On the other hand, the development of the Smart City is usually based on the new technologies of web services, mobile apps, big data and sensorization overlaid on the traditional infrastructure of the city and legacy computer systems, whose design did not take into account the fact that they were going to be connected to the Internet.

Today more than 2 billion connected things, which will number an estimated 50 billion by 2020, together with distributed systems linked to the combinatorial diversity of manufacturers and communications between sensors, services, applications, all represent a huge number of vulnerabilities that cybercriminals can exploit, making cities relatively easy to hack.
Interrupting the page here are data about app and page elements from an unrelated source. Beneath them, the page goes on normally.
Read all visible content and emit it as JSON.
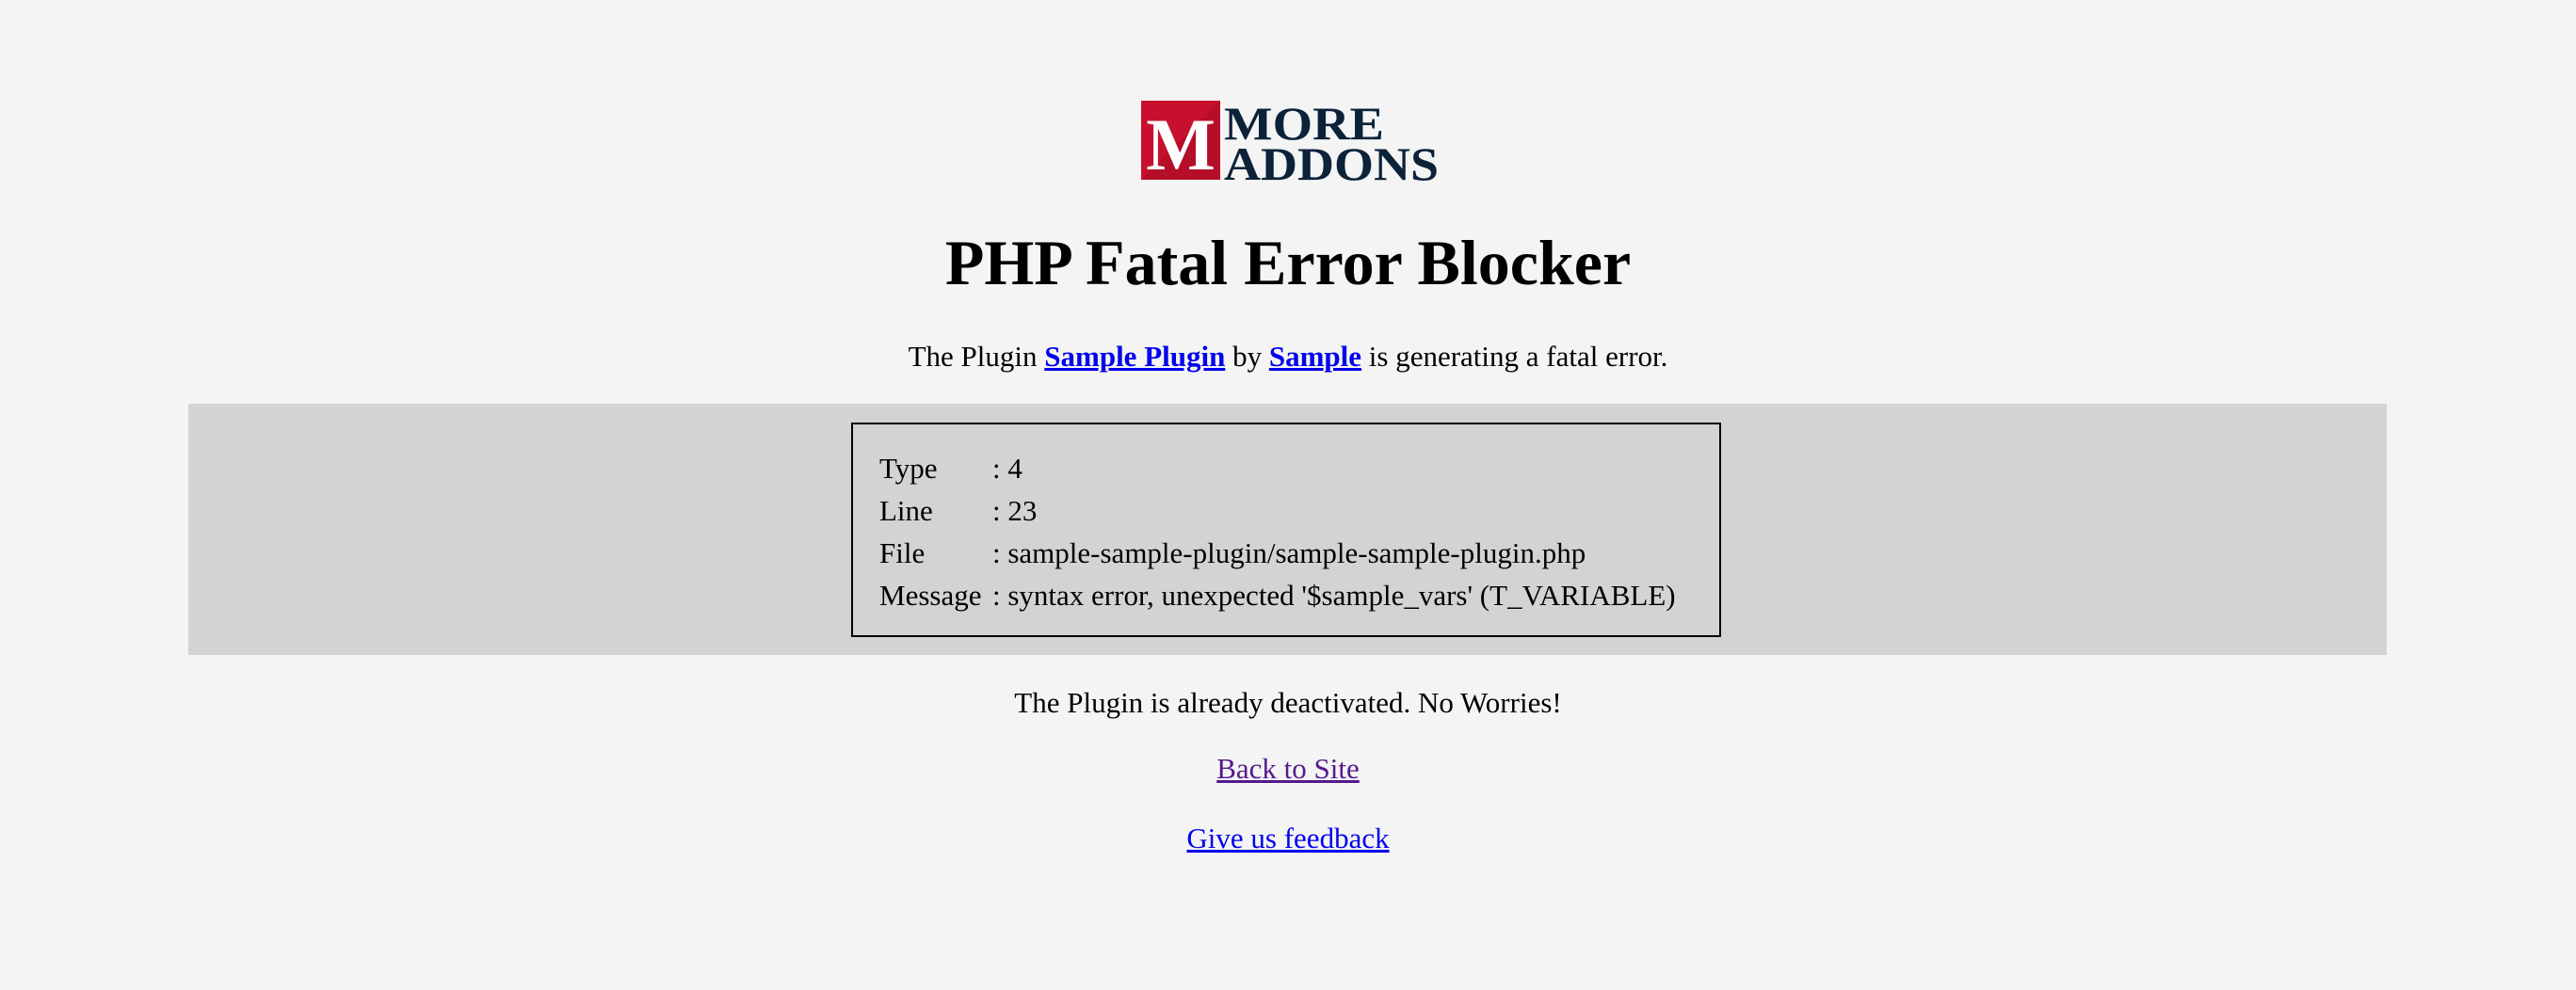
{
  "logo": {
    "icon": "more-addons-m-logo",
    "line1": "MORE",
    "line2": "ADDONS",
    "brand_red": "#c8102e",
    "brand_navy": "#0b2239"
  },
  "page": {
    "title": "PHP Fatal Error Blocker"
  },
  "intro": {
    "prefix": "The Plugin ",
    "plugin_link": "Sample Plugin",
    "by_text": " by ",
    "author_link": "Sample",
    "suffix": " is generating a fatal error."
  },
  "error_details": {
    "rows": [
      {
        "label": "Type",
        "value": ": 4"
      },
      {
        "label": "Line",
        "value": ": 23"
      },
      {
        "label": "File",
        "value": ": sample-sample-plugin/sample-sample-plugin.php"
      },
      {
        "label": "Message",
        "value": ": syntax error, unexpected '$sample_vars' (T_VARIABLE)"
      }
    ]
  },
  "status": {
    "message": "The Plugin is already deactivated. No Worries!"
  },
  "links": {
    "back_to_site": "Back to Site",
    "feedback": "Give us feedback"
  }
}
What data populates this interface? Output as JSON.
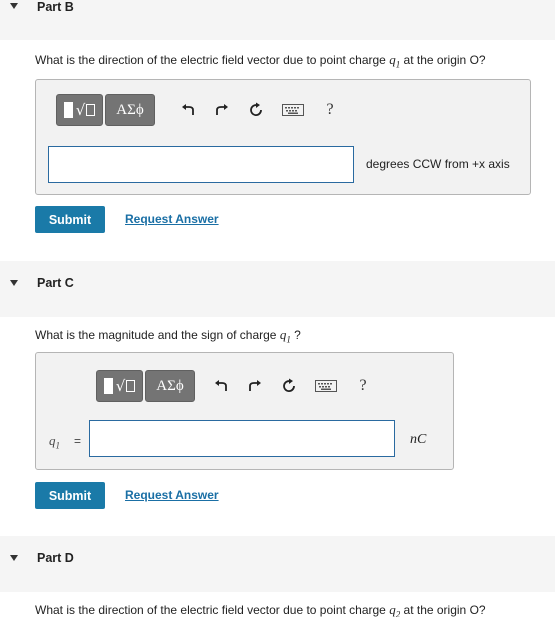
{
  "partB": {
    "title": "Part B",
    "question_prefix": "What is the direction of the electric field vector due to point charge ",
    "question_var": "q",
    "question_sub": "1",
    "question_suffix": " at the origin O?",
    "toolbar": {
      "greek_label": "ΑΣϕ",
      "help_label": "?"
    },
    "answer_value": "",
    "unit": "degrees CCW from +x axis",
    "submit_label": "Submit",
    "request_label": "Request Answer"
  },
  "partC": {
    "title": "Part C",
    "question_prefix": "What is the magnitude and the sign of charge ",
    "question_var": "q",
    "question_sub": "1",
    "question_suffix": " ?",
    "toolbar": {
      "greek_label": "ΑΣϕ",
      "help_label": "?"
    },
    "var_label": "q",
    "var_sub": "1",
    "eq_label": "=",
    "answer_value": "",
    "unit": "nC",
    "submit_label": "Submit",
    "request_label": "Request Answer"
  },
  "partD": {
    "title": "Part D",
    "question_prefix": "What is the direction of the electric field vector due to point charge ",
    "question_var": "q",
    "question_sub": "2",
    "question_suffix": " at the origin O?"
  }
}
4th of July – the United States is the victim of a brutal massive attack on its computer systems as hackers bring the country to its knees, taking control of the Internet, mobile phones and traffic systems and causing a large-scale blackout on the east coast. That is the plot of the film Live Free or Die Hard starring Bruce Willis. But is that scenario only plausible on the silver screen? Unfortunately, there are numerous examples of cyberattacks on connected systems in the real world. Here are some examples:

- Friday April 17 2017: In a cyberattack in Dallas, criminals take control of 156 alarm sirens in the city which are set off 15 times for 90 seconds until the authorities manage to deactivate the system in the early hours of Saturday morning.

- December 2015: The BlackEnergy cyberattack in Ukraine gave cybercriminals access to the Prykarpattyaoblenergo power plant, causing a power outage that left a whole city and some 230.000 citizens without electricity for light or heating (in December, in Ukraine).

- November 2011: In the town of Springfield (Illinois), which is the setting of The Simpsons, cybercriminals gained remote access to the local water company’s control system and caused a water pump to fail by exploiting vulnerabilities in its SCADA system.

Another Bruce, Bruce Schneier (who appears with a beard and a cap in the photo) is a computer engineer, cryptographer, CTO at Resilient Systems IBM and one of the world’s leading experts in cybersecurity. He believes that, with the Internet of Things, we are creating an Internet that is capable of feeling (sensors), thinking (data analytics/AI) and acting (actuators), and that since software is “eating up the world” and permeating every aspect of our daily lives, cybersecurity is becoming the security of everything, which means that the regulations that pertain to the physical world must be transferred to the digital world.

Bruce and Mingo

In Europe, ENISA (European Union Agency for Network and Information Security) is developing and promoting cybersecurity studies and guides for Smart x, in which x stands for Cities, Airports, Cars, Hospitals, Home. While there are many interesting security guides and recommendations for the IOT, they are insufficient to tackle the full extent of the problem. We will only succeed in ensuring that these guidelines and recommendations are adopted if there is an associated regulatory framework, which makes it essential for governments to address the threats to the IOT regardless of what the private sector does.

Most software is of low quality and is insecure since we have been unwilling to pay for high quality software (fast and cheap before good), which means that there exist endless lines of code riddled with errors and security vulnerabilities. We can improve the security of the Smart City in the same way as we would other environments, by providing better prevention through security audits, by incorporating security into the software development cycle (S-SDLC), by encoding sensitive data and communications, by automating patching and isolating legacy systems, by providing specialized SOC/CERT services that monitor and manage security incident alerts, and even by devising city-level emergency plans.

Will that be enough?